**About this exercise:**
I'd like every line from the material below that has "shell" in it.
=== Section Start ===
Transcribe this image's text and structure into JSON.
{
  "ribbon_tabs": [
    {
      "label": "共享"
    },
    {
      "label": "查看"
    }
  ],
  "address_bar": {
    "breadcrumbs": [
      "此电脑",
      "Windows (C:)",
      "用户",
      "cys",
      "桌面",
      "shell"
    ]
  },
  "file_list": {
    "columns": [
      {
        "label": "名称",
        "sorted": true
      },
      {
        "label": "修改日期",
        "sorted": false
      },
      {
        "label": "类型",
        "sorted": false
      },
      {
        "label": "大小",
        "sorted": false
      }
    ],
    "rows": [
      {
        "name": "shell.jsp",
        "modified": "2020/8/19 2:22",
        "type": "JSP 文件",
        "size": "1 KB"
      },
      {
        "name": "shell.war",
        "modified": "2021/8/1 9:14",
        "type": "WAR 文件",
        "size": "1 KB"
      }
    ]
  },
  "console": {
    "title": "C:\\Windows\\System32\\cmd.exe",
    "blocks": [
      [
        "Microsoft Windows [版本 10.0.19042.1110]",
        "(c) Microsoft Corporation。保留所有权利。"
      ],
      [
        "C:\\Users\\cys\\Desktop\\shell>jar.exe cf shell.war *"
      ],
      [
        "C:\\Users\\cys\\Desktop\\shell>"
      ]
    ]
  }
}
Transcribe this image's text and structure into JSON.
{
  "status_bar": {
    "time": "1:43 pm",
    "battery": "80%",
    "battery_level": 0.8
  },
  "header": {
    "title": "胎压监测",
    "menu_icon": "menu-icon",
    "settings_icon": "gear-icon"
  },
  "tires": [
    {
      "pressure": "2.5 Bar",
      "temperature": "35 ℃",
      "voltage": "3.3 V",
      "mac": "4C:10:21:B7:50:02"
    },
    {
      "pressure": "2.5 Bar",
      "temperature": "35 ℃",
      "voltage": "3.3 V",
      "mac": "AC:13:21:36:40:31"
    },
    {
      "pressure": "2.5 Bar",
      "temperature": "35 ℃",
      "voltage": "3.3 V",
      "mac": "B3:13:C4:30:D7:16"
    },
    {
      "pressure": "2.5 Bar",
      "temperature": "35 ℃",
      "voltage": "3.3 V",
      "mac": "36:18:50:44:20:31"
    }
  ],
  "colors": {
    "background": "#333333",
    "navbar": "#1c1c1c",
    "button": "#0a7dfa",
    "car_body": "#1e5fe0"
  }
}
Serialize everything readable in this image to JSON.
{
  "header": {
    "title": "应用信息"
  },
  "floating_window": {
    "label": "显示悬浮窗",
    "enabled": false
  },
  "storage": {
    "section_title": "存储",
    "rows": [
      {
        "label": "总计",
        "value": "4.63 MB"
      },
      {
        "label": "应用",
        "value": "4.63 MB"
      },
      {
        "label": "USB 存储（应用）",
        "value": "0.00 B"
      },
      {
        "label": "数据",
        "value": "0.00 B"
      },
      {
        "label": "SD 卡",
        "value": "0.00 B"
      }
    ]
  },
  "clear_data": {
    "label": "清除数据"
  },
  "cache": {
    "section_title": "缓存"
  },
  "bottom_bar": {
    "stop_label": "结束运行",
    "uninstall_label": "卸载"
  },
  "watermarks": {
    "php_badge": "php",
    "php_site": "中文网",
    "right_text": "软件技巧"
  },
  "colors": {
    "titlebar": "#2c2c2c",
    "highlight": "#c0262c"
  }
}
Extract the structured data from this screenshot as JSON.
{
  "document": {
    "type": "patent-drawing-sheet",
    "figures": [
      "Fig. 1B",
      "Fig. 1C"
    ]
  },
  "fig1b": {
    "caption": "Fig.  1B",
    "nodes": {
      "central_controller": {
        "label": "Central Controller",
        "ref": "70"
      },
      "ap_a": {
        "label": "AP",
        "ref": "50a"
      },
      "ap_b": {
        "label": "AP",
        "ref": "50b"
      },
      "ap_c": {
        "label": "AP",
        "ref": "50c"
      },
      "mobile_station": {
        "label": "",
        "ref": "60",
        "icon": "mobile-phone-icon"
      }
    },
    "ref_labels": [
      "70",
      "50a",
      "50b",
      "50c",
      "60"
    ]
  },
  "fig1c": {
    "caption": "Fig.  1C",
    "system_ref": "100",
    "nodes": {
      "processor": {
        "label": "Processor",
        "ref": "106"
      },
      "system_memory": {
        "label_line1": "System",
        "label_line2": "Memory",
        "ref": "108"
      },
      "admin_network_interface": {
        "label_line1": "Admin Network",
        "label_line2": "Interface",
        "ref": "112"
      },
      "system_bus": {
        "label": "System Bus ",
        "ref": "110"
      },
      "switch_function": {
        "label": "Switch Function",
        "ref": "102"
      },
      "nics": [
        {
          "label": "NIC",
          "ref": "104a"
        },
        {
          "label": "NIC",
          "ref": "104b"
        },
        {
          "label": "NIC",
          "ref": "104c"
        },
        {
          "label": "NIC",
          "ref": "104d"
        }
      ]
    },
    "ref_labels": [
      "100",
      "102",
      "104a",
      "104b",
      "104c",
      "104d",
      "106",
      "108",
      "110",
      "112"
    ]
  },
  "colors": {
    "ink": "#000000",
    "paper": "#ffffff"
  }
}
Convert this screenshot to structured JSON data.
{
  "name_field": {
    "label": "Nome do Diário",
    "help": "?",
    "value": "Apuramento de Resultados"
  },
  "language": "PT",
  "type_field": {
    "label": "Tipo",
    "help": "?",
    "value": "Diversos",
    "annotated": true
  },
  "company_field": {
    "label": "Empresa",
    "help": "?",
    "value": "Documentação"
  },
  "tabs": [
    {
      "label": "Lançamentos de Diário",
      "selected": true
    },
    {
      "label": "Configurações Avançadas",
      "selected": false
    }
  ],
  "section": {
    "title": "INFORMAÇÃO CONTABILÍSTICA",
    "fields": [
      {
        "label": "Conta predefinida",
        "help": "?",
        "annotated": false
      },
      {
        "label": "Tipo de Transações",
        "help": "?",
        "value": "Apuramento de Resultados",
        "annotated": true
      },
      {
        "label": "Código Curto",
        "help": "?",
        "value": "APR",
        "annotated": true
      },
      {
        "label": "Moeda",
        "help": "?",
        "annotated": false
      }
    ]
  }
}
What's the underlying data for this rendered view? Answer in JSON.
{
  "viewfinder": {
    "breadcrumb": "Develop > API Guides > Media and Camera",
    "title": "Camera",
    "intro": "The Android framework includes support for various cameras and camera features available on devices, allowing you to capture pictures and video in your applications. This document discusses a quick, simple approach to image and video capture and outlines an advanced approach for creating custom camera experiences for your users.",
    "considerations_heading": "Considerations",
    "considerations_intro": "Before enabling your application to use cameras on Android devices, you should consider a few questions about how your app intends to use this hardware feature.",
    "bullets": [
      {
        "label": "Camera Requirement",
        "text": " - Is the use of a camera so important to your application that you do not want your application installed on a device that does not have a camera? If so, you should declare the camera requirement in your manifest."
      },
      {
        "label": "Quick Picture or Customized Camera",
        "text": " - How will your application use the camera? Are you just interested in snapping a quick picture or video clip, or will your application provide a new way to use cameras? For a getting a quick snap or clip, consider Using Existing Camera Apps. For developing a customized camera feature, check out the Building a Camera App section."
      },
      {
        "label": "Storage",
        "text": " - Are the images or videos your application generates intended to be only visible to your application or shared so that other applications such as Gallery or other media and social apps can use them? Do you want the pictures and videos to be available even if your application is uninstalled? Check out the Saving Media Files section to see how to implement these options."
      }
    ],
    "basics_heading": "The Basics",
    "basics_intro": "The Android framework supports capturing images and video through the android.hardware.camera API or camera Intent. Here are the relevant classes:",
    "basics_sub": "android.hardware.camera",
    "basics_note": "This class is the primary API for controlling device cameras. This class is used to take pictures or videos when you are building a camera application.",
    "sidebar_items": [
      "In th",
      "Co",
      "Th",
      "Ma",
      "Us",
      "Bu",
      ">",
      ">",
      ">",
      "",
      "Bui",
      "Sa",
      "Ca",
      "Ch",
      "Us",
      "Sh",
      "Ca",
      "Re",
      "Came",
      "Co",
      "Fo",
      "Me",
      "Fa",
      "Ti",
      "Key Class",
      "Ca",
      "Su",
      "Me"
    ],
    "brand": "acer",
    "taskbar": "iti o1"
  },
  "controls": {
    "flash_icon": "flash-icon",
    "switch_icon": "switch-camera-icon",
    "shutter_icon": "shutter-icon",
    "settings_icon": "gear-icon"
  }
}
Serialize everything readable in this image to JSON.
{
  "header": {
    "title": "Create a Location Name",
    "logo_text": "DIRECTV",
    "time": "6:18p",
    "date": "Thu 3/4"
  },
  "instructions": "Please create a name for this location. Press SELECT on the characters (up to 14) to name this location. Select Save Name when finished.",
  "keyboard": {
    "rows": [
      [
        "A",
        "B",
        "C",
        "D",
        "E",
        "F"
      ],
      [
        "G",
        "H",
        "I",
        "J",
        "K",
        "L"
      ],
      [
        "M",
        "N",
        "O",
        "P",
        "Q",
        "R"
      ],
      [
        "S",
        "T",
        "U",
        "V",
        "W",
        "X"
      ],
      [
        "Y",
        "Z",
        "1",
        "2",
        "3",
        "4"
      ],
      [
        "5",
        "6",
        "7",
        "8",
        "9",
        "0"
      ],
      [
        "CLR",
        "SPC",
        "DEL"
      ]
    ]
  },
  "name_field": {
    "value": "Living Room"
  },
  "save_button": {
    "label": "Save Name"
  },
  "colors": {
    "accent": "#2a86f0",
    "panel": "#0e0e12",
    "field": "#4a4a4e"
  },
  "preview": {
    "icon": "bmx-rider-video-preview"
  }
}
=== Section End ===
**Final answer:**
      "shell"
        "name": "shell.jsp",
        "name": "shell.war",
        "C:\\Users\\cys\\Desktop\\shell>jar.exe cf shell.war *"
        "C:\\Users\\cys\\Desktop\\shell>"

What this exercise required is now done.